However, from a character standpoint I’d have to say the biggest misstep is with the characterization of one of the main villains, Crimson Hood. Aside from the obvious similarity to the name of DC’s Red Hood, his personality is so similar to that of Marvel’s Deadpool that it becomes distracting. Granted, he’s funny and is appropriately annoying, but every line he spoke reeked of something the Merc With a Mouth might say. Heck, he even LOOKS an awful lot like Deadpool. I’m certain the creative team was entirely aware of this and perhaps it was meant as homage, or gentle ribbing, but I found it distracting.
The worst part of this is that besides that, Crimson Hood is an EXCELLENT character. He’s unbelievably powerful and has some awesome and terrifying powers that would have made him one of my favorite new comic villains had it not been for his distracting similarities to Marvel’s mouthy character who I, personally, do not care for at all.
The artwork is, largely, fantastic. I love the cartoony, highly stylized characters and Bob Raymond does a fantastic job of framing action and displaying some awesome kills. The book is HIGHLY violent with people dying left and right, but Raymond concentrates more on giving the reader a fun look at the creative kills without lingering on excessive blood or gore. It’s a less-is-more strategy that shows incredible restraint which I appreciate. My only problem with the art is that it is occasionally inconsistent. I love the design of the characters, but some of them look distractingly different from panel to panel. Eyes enlarge themselves, noses move around on faces, etc. It’s not a deal-breaker, but I was occasionally pulled out of the story by it.
[easyazon_link identifier=”B07GZYXQWQ” locale=”US” tag=”boundingintocomics-20″]Gun Ghoul: Raising the Dead[/easyazon_link] is a complete and satisfying story arc that offers the reader a fun revenge tale with some unexpected twists and great characters. I love almost everything about this book, save for the characterization of one character and some inconsistent artwork. I loved the revenge angle and the kills were fun and creative. There were also some genuinely compelling twists and even a good bit of spirituality sprinkled in. Gun Ghoul is a great new character and hopefully, we’ll be seeing more of him in the near future.

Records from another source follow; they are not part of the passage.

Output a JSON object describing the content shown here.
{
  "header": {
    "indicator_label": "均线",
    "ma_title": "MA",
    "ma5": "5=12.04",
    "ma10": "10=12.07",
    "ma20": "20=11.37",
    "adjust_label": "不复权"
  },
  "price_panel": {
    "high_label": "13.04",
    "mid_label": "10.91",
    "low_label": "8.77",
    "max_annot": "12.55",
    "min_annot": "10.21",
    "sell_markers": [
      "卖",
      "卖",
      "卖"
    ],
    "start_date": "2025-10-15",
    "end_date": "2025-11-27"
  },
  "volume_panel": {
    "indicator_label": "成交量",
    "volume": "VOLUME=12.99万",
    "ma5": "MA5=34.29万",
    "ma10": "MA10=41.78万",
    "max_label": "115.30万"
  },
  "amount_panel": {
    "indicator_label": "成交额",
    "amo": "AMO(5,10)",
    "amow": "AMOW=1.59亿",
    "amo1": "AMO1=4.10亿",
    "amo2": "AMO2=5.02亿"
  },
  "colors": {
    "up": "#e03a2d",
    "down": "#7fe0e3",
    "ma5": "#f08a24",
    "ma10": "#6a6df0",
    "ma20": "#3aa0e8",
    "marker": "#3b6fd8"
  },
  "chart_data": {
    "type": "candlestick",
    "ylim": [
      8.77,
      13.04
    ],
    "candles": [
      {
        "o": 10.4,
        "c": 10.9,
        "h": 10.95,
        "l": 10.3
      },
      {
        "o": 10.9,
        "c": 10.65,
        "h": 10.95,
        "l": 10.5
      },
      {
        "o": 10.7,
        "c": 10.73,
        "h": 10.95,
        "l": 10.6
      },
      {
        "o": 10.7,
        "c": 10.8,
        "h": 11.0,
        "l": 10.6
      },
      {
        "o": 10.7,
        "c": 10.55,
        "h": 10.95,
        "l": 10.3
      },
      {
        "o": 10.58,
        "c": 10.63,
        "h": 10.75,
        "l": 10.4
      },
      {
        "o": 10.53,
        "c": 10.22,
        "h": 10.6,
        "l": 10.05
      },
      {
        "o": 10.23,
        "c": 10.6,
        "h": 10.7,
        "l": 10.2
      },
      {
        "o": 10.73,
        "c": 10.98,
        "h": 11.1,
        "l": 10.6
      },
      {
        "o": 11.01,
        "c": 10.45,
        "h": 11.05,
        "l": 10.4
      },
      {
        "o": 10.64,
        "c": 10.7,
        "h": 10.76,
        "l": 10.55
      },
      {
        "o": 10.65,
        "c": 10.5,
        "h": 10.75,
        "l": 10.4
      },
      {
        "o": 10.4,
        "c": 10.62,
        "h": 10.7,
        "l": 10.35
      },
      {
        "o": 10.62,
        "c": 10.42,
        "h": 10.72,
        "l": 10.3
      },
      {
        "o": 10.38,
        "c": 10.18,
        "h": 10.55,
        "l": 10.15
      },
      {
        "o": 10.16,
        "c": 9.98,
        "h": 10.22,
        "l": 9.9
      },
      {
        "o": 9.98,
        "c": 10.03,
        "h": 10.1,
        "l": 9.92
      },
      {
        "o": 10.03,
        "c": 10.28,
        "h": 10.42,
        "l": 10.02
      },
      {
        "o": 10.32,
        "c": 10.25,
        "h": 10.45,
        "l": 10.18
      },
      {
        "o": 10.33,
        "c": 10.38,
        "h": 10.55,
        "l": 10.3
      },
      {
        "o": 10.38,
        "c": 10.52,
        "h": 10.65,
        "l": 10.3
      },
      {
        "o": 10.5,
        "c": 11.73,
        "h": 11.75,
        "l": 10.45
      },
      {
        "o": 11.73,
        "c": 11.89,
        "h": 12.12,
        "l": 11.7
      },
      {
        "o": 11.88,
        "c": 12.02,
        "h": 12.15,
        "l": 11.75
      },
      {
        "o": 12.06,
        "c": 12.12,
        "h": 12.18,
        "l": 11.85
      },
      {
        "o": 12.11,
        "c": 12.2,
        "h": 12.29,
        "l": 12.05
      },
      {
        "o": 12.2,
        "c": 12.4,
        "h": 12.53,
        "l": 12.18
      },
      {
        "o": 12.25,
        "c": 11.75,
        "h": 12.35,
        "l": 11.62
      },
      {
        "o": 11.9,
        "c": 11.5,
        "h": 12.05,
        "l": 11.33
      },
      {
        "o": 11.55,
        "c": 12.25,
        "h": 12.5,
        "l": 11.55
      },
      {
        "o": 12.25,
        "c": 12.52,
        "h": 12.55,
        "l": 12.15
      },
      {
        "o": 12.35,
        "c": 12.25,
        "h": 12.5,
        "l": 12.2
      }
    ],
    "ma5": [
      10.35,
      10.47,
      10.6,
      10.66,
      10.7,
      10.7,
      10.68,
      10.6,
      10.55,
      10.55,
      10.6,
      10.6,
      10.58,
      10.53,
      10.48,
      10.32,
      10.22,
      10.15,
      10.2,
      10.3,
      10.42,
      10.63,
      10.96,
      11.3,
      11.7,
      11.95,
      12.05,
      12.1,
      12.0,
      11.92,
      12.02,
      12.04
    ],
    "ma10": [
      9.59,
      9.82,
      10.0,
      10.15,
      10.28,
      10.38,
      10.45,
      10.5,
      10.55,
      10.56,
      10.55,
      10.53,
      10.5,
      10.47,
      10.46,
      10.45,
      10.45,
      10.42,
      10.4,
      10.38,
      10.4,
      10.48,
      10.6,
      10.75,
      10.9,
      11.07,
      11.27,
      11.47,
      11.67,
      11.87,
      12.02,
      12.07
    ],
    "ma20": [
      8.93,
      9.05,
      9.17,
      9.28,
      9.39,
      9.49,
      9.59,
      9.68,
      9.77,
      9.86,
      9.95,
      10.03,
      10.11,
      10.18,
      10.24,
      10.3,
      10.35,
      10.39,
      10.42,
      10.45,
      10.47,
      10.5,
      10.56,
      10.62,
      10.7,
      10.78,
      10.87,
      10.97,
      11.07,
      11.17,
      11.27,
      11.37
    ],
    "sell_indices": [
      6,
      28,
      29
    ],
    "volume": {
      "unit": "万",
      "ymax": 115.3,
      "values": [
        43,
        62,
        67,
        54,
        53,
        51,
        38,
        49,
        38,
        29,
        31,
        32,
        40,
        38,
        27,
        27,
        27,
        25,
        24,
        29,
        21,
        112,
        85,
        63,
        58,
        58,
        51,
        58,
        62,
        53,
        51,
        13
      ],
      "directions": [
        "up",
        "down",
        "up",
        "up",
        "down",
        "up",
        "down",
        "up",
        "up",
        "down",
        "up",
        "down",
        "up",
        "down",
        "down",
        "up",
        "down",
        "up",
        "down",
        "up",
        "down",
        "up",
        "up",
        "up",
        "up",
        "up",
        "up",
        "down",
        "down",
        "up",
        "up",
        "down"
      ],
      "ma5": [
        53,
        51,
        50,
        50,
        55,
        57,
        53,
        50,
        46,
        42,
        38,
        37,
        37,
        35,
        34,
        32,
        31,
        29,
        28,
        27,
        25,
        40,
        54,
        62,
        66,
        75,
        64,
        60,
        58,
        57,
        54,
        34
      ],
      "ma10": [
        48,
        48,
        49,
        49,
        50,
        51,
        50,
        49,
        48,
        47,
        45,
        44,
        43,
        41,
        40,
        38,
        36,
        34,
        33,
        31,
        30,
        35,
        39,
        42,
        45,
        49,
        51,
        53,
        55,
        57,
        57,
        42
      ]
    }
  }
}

- Gun Ghoul Himself is Undeniably Cool
- Violent Without Being Gory
- Fun, Cartoony Artwork
- Character Models are Occasionally Inconsistent
- Crimson Head is Too Much Like Deadpool